“People are couch surfing,” Blackwood said, describing how homeless folks may spend a few nights in a row at a friend’s home and then move on to a different friend’s home. “There are adult children living with parents, elderly parents living with their children. Now, if a homeless person shows up at a town office for help, they are put on a bus to Bangor.”

Recalling her tenure as Machias town manager, Betsy Fitzgerald, who is now Washington County manager, said trying to help homeless people “was one of the most frustrating aspects of being a town manager. There was nothing we could do for these folks.”

The nearest homeless shelter in Ellsworth “has a waiting list of 90 people at all times,” said Fran Bodell, a Homeless Project member. “We have no way of knowing how many of those people are from Washington County.”

But in 2011, the Washington Hancock Community Agency reported serving 375 homeless people, including 125 children under the age of 18. The organization also served dozens of couch surfers.

Meeting participants pointed out that some of the needy are chronically homeless while others have short term needs. “Last winter a house burned in Centerville during a blizzard, and those people had absolutely no place to go,” Becky McKenna of Marshfield said.

The Machias home that is being considered for use by the Homeless Project was formerly a shelter for domestic violence victims. Supporters say that funding will be the group’s biggest obstacle, particularly since no money from the Maine State Housing Authority may be available.

Mark Green, executive director of the Washington Hancock Community Agency, said MSHA has suspended funding of any new shelters. He stressed that it was not that the agency did not see the need in Washington County, but rather that funding sources have dried up.

Green said the house that the Homeless Project is looking at is currently owned by the Washington Hancock Community Agency and MSHA. He said WHCA owes $66,000 on the mortgage and MSHA owes $100,000. The home was recently appraised for $83,000. Green said that if supporters of the Homeless Project could obtain outside funding through grants and foundations for operation and maintenance, the two owners may opt to give them the house. Green also said WHCA may be able to augment the project — by providing a caseworker and being the fiscal agent — but could not take the lead.

That could work in the Homeless Project’s favor, he said. “Sometimes groups of committed volunteers can get things done that agencies can’t,” he said.

“It is hard to do what you folks are trying to do,” Green told a group of about half a dozen volunteers attending the recent meeting.
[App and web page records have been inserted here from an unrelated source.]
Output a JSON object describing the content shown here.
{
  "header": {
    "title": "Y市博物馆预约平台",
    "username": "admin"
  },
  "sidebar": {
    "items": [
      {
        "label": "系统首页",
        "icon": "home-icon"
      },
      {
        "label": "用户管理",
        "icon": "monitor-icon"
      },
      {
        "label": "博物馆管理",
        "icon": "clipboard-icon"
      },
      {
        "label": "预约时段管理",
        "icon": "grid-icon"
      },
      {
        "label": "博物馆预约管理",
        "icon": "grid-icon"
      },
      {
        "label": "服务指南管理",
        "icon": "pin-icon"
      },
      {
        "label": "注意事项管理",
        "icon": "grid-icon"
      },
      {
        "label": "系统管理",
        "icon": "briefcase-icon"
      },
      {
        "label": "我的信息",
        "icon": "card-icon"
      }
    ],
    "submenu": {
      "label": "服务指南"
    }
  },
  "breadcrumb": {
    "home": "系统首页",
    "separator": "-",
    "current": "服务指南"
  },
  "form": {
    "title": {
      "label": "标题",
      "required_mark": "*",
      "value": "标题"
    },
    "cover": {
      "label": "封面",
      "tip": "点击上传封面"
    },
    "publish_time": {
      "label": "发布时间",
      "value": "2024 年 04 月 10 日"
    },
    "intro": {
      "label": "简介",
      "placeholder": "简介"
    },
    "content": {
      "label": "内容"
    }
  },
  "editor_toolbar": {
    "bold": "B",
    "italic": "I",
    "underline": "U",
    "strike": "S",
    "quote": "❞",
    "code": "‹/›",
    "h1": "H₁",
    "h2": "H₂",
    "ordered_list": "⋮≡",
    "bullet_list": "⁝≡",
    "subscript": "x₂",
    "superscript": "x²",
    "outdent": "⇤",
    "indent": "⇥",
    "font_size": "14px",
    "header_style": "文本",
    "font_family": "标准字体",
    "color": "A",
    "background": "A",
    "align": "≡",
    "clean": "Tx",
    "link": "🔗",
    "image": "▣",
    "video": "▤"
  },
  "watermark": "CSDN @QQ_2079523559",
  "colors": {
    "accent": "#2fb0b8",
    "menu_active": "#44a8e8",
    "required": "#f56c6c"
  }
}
“But we are determined,” answered Marty Resotko of Steuben.

The group is currently working with homeless shelters elsewhere in the state to determine a funding structure, rules and regulations and how much staff would be required.

Green suggested that the group create a formal structure: name itself, appoint a board of directors, and create by-laws and a mission statement.

“Organize yourselves and then re-approach Maine State Housing,” he advised.

Community volunteers, agency representatives, and business leaders are encouraged to attend the next Homeless Project meeting at 5:30 p.m. Monday, May 20, at the conference room at Helen’s Restaurant in Machias.